Entries supplied:

»»

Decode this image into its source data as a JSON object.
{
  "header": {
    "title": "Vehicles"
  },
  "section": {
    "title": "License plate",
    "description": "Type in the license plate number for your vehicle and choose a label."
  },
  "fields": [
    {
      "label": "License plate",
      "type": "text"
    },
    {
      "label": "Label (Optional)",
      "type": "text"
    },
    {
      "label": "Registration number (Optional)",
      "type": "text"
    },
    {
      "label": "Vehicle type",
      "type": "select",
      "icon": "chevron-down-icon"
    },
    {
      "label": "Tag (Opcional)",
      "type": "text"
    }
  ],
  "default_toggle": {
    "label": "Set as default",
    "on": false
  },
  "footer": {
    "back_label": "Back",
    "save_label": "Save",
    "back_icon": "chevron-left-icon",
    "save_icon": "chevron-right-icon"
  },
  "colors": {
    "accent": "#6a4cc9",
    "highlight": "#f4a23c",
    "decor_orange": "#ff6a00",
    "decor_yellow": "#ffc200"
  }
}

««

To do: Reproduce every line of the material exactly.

Result of this task:
Decode this image into its source data as a JSON object.
{
  "header": {
    "title": "Vehicles"
  },
  "section": {
    "title": "License plate",
    "description": "Type in the license plate number for your vehicle and choose a label."
  },
  "fields": [
    {
      "label": "License plate",
      "type": "text"
    },
    {
      "label": "Label (Optional)",
      "type": "text"
    },
    {
      "label": "Registration number (Optional)",
      "type": "text"
    },
    {
      "label": "Vehicle type",
      "type": "select",
      "icon": "chevron-down-icon"
    },
    {
      "label": "Tag (Opcional)",
      "type": "text"
    }
  ],
  "default_toggle": {
    "label": "Set as default",
    "on": false
  },
  "footer": {
    "back_label": "Back",
    "save_label": "Save",
    "back_icon": "chevron-left-icon",
    "save_icon": "chevron-right-icon"
  },
  "colors": {
    "accent": "#6a4cc9",
    "highlight": "#f4a23c",
    "decor_orange": "#ff6a00",
    "decor_yellow": "#ffc200"
  }
}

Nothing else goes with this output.